[[ Supplied records, beginning ]]

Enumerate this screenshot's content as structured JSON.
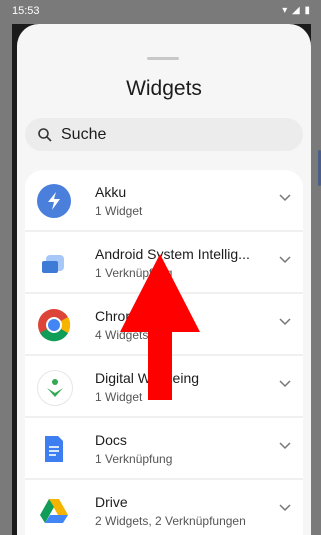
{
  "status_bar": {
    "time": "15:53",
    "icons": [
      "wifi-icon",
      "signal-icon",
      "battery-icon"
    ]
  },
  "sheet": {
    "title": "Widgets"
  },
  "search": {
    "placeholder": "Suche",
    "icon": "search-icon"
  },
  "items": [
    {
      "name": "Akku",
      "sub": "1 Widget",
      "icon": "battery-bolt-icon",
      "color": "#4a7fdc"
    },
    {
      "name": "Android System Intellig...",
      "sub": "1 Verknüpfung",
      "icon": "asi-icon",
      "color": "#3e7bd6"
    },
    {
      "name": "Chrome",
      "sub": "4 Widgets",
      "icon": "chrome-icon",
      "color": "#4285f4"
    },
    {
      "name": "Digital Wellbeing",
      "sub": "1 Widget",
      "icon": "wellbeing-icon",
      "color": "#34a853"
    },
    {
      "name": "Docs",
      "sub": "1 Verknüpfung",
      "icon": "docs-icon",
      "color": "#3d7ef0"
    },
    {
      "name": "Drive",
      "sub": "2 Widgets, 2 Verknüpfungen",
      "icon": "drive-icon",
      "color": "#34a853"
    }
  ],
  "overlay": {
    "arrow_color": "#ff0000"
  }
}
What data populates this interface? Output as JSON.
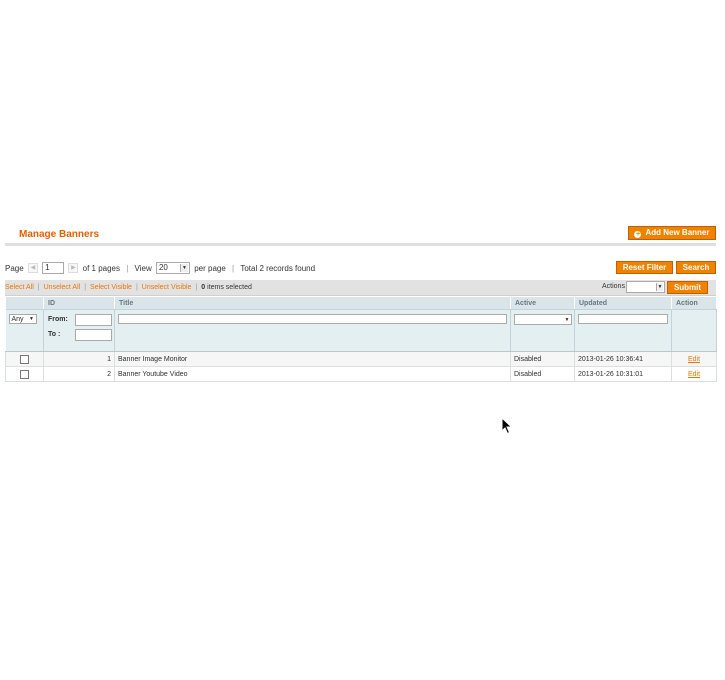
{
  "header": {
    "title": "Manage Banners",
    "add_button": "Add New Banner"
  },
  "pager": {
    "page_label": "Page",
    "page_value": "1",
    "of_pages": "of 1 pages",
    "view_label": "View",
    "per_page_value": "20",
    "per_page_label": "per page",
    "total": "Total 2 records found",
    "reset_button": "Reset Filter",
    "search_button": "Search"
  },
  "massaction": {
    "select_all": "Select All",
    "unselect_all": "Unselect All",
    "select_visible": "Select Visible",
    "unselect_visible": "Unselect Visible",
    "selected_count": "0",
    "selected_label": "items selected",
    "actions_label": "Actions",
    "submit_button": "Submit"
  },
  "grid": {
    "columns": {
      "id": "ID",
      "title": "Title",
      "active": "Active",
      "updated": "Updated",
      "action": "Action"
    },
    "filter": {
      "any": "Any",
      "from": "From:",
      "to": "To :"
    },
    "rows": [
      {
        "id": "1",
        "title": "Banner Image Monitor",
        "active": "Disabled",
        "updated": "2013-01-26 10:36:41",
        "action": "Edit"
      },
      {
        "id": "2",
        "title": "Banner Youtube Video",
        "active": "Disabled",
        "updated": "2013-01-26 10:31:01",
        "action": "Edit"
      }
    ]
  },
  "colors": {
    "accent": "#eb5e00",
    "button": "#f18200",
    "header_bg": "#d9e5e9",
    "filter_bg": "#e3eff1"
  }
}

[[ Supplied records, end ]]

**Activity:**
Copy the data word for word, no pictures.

**Solution for this exercise:**
Enumerate this screenshot's content as structured JSON.
{
  "status_bar": {
    "time": "15:53",
    "icons": [
      "wifi-icon",
      "signal-icon",
      "battery-icon"
    ]
  },
  "sheet": {
    "title": "Widgets"
  },
  "search": {
    "placeholder": "Suche",
    "icon": "search-icon"
  },
  "items": [
    {
      "name": "Akku",
      "sub": "1 Widget",
      "icon": "battery-bolt-icon",
      "color": "#4a7fdc"
    },
    {
      "name": "Android System Intellig...",
      "sub": "1 Verknüpfung",
      "icon": "asi-icon",
      "color": "#3e7bd6"
    },
    {
      "name": "Chrome",
      "sub": "4 Widgets",
      "icon": "chrome-icon",
      "color": "#4285f4"
    },
    {
      "name": "Digital Wellbeing",
      "sub": "1 Widget",
      "icon": "wellbeing-icon",
      "color": "#34a853"
    },
    {
      "name": "Docs",
      "sub": "1 Verknüpfung",
      "icon": "docs-icon",
      "color": "#3d7ef0"
    },
    {
      "name": "Drive",
      "sub": "2 Widgets, 2 Verknüpfungen",
      "icon": "drive-icon",
      "color": "#34a853"
    }
  ],
  "overlay": {
    "arrow_color": "#ff0000"
  }
}
What data populates this interface? Output as JSON.
{
  "header": {
    "title": "Manage Banners",
    "add_button": "Add New Banner"
  },
  "pager": {
    "page_label": "Page",
    "page_value": "1",
    "of_pages": "of 1 pages",
    "view_label": "View",
    "per_page_value": "20",
    "per_page_label": "per page",
    "total": "Total 2 records found",
    "reset_button": "Reset Filter",
    "search_button": "Search"
  },
  "massaction": {
    "select_all": "Select All",
    "unselect_all": "Unselect All",
    "select_visible": "Select Visible",
    "unselect_visible": "Unselect Visible",
    "selected_count": "0",
    "selected_label": "items selected",
    "actions_label": "Actions",
    "submit_button": "Submit"
  },
  "grid": {
    "columns": {
      "id": "ID",
      "title": "Title",
      "active": "Active",
      "updated": "Updated",
      "action": "Action"
    },
    "filter": {
      "any": "Any",
      "from": "From:",
      "to": "To :"
    },
    "rows": [
      {
        "id": "1",
        "title": "Banner Image Monitor",
        "active": "Disabled",
        "updated": "2013-01-26 10:36:41",
        "action": "Edit"
      },
      {
        "id": "2",
        "title": "Banner Youtube Video",
        "active": "Disabled",
        "updated": "2013-01-26 10:31:01",
        "action": "Edit"
      }
    ]
  },
  "colors": {
    "accent": "#eb5e00",
    "button": "#f18200",
    "header_bg": "#d9e5e9",
    "filter_bg": "#e3eff1"
  }
}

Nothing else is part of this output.